A magnitude scale is a numerical tool of reference, most often used to describe either the strength of an earthquake or the brightness of a star as seen from earth. The scale that is most commonly used to denote the brightness of stars, or their "apparent magnitude," is called the astronomical magnitude scale. For the description of earthquakes, the Richter scale and the moment magnitude scale are used.
The astronomical magnitude scale defines the magnitude of stars based on the amount of light they give off as perceived by an observer on earth. The higher a star's magnitude number, the dimmer it appears. For example, the brightness of the sun, our closest star, is about a magnitude -26, while the full moon is assigned a magnitude of about -13.
An observer in an urban area will be able to see some stars at night, but none dimmer than a magnitude three. Someone in a rural area can see stars as dim as magnitude six or seven, and binoculars bring the number almost to ten. Telescopes allow us to see much dimmer stars, up to a magnitude 30, in some cases. It is important to note that although the astronomical magnitude scale can be said to measure brightness, a comet of magnitude three will not be as bright as a star of magnitude three, because a comet's light is spread over a larger area.
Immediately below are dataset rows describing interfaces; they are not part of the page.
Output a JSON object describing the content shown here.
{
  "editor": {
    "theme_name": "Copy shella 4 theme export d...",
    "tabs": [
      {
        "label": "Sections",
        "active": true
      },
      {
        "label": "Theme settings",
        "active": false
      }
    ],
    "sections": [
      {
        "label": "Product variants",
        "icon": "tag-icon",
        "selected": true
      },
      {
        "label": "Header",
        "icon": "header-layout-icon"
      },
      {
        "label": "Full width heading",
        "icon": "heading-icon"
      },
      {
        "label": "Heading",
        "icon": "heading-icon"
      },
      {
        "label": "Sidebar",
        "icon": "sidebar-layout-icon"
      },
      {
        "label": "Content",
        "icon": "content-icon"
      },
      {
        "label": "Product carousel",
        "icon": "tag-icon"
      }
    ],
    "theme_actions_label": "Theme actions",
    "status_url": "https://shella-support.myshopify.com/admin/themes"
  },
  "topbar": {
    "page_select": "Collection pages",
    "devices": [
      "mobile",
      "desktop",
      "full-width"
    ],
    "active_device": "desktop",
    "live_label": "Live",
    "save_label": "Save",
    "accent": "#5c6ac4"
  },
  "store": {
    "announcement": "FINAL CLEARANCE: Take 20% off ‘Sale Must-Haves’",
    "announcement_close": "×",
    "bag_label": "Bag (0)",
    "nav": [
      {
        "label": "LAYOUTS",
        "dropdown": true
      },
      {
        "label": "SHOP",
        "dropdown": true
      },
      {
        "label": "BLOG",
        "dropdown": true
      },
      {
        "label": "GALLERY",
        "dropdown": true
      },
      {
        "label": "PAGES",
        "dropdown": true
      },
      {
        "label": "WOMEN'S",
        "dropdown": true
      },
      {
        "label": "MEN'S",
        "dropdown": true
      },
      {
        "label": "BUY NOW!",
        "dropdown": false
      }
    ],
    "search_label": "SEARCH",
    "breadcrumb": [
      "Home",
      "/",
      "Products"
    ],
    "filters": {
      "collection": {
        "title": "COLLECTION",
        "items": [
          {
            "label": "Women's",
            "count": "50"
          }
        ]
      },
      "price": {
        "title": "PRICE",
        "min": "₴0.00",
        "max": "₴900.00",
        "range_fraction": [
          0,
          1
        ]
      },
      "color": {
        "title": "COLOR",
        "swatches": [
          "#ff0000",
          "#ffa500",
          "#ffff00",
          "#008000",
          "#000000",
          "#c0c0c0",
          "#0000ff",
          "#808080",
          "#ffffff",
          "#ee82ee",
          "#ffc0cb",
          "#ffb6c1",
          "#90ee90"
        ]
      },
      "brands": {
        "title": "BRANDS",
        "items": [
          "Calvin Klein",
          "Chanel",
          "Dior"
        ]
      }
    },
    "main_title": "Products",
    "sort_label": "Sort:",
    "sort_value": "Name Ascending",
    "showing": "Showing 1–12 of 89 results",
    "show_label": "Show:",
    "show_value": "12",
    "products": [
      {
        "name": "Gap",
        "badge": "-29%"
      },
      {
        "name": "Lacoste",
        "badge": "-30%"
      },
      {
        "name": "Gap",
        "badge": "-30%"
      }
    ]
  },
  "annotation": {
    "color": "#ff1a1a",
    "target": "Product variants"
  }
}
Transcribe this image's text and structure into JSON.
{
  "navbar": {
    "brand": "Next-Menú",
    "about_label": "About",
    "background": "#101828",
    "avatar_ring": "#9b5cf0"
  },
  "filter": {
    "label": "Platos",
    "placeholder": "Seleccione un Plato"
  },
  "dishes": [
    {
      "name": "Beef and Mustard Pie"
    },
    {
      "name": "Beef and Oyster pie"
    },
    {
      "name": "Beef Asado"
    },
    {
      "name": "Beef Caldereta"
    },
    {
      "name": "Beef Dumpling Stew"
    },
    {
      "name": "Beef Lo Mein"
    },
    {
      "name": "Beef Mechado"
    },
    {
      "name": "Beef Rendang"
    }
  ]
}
Those who have lived in earthquake-prone areas, or who have studied them to any degree, may be somewhat familiar with the Richter scale, used to measure the magnitude of earthquakes. The Richter magnitude scale assigns a single number from one to ten to represent the total energy released by a quake. It is a logarithmic scale with a base of ten, meaning that an increase of one unit represents ten times more energy released. for example, a magnitude 7.0 quake releases ten times more energy than one measuring 6.0.
The amount of energy released in a quake, as measured by the Richter scale, closely correlates with the amount of its destructive potential. For this reason, it is the most widely understood scale for measuring earthquakes. Closely related to the Richter scale is the moment magnitude scale. It is also logarithmic, but with a base of 30 rather than 10.
The moment magnitude scale measures energy release as a function of the rigidity of the earth, multiplied by the amount of displacement that takes place along a fault, as well as the size of the area which was displaced. Recently, the moment magnitude scale has begun to replace the Richter scale as the most commonly used of the two. In practice, the moment magnitude of a quake is often numerically similar to its Richter scale value, causing this switch to go mostly unnoticed.